Provided records
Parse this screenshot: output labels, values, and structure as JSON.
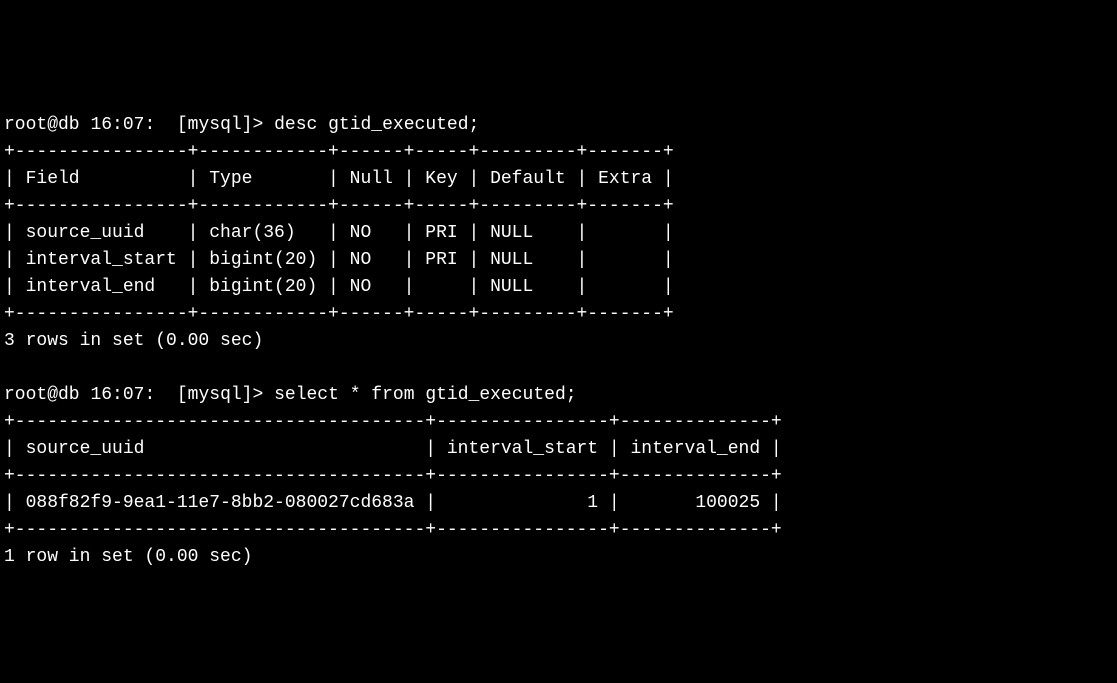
{
  "prompt1": {
    "user_host": "root@db",
    "time": "16:07",
    "context": "[mysql]>",
    "command": "desc gtid_executed;"
  },
  "table1": {
    "border_top": "+----------------+------------+------+-----+---------+-------+",
    "header_line": "| Field          | Type       | Null | Key | Default | Extra |",
    "border_mid": "+----------------+------------+------+-----+---------+-------+",
    "rows": [
      "| source_uuid    | char(36)   | NO   | PRI | NULL    |       |",
      "| interval_start | bigint(20) | NO   | PRI | NULL    |       |",
      "| interval_end   | bigint(20) | NO   |     | NULL    |       |"
    ],
    "border_bot": "+----------------+------------+------+-----+---------+-------+",
    "status": "3 rows in set (0.00 sec)"
  },
  "prompt2": {
    "user_host": "root@db",
    "time": "16:07",
    "context": "[mysql]>",
    "command": "select * from gtid_executed;"
  },
  "table2": {
    "border_top": "+--------------------------------------+----------------+--------------+",
    "header_line": "| source_uuid                          | interval_start | interval_end |",
    "border_mid": "+--------------------------------------+----------------+--------------+",
    "rows": [
      "| 088f82f9-9ea1-11e7-8bb2-080027cd683a |              1 |       100025 |"
    ],
    "border_bot": "+--------------------------------------+----------------+--------------+",
    "status": "1 row in set (0.00 sec)"
  },
  "chart_data": {
    "type": "table",
    "tables": [
      {
        "title": "desc gtid_executed",
        "columns": [
          "Field",
          "Type",
          "Null",
          "Key",
          "Default",
          "Extra"
        ],
        "rows": [
          [
            "source_uuid",
            "char(36)",
            "NO",
            "PRI",
            "NULL",
            ""
          ],
          [
            "interval_start",
            "bigint(20)",
            "NO",
            "PRI",
            "NULL",
            ""
          ],
          [
            "interval_end",
            "bigint(20)",
            "NO",
            "",
            "NULL",
            ""
          ]
        ]
      },
      {
        "title": "select * from gtid_executed",
        "columns": [
          "source_uuid",
          "interval_start",
          "interval_end"
        ],
        "rows": [
          [
            "088f82f9-9ea1-11e7-8bb2-080027cd683a",
            1,
            100025
          ]
        ]
      }
    ]
  }
}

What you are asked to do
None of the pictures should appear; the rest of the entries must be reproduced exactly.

Finished exercise
Parse this screenshot: output labels, values, and structure as JSON.
{
  "prompt1": {
    "user_host": "root@db",
    "time": "16:07",
    "context": "[mysql]>",
    "command": "desc gtid_executed;"
  },
  "table1": {
    "border_top": "+----------------+------------+------+-----+---------+-------+",
    "header_line": "| Field          | Type       | Null | Key | Default | Extra |",
    "border_mid": "+----------------+------------+------+-----+---------+-------+",
    "rows": [
      "| source_uuid    | char(36)   | NO   | PRI | NULL    |       |",
      "| interval_start | bigint(20) | NO   | PRI | NULL    |       |",
      "| interval_end   | bigint(20) | NO   |     | NULL    |       |"
    ],
    "border_bot": "+----------------+------------+------+-----+---------+-------+",
    "status": "3 rows in set (0.00 sec)"
  },
  "prompt2": {
    "user_host": "root@db",
    "time": "16:07",
    "context": "[mysql]>",
    "command": "select * from gtid_executed;"
  },
  "table2": {
    "border_top": "+--------------------------------------+----------------+--------------+",
    "header_line": "| source_uuid                          | interval_start | interval_end |",
    "border_mid": "+--------------------------------------+----------------+--------------+",
    "rows": [
      "| 088f82f9-9ea1-11e7-8bb2-080027cd683a |              1 |       100025 |"
    ],
    "border_bot": "+--------------------------------------+----------------+--------------+",
    "status": "1 row in set (0.00 sec)"
  },
  "chart_data": {
    "type": "table",
    "tables": [
      {
        "title": "desc gtid_executed",
        "columns": [
          "Field",
          "Type",
          "Null",
          "Key",
          "Default",
          "Extra"
        ],
        "rows": [
          [
            "source_uuid",
            "char(36)",
            "NO",
            "PRI",
            "NULL",
            ""
          ],
          [
            "interval_start",
            "bigint(20)",
            "NO",
            "PRI",
            "NULL",
            ""
          ],
          [
            "interval_end",
            "bigint(20)",
            "NO",
            "",
            "NULL",
            ""
          ]
        ]
      },
      {
        "title": "select * from gtid_executed",
        "columns": [
          "source_uuid",
          "interval_start",
          "interval_end"
        ],
        "rows": [
          [
            "088f82f9-9ea1-11e7-8bb2-080027cd683a",
            1,
            100025
          ]
        ]
      }
    ]
  }
}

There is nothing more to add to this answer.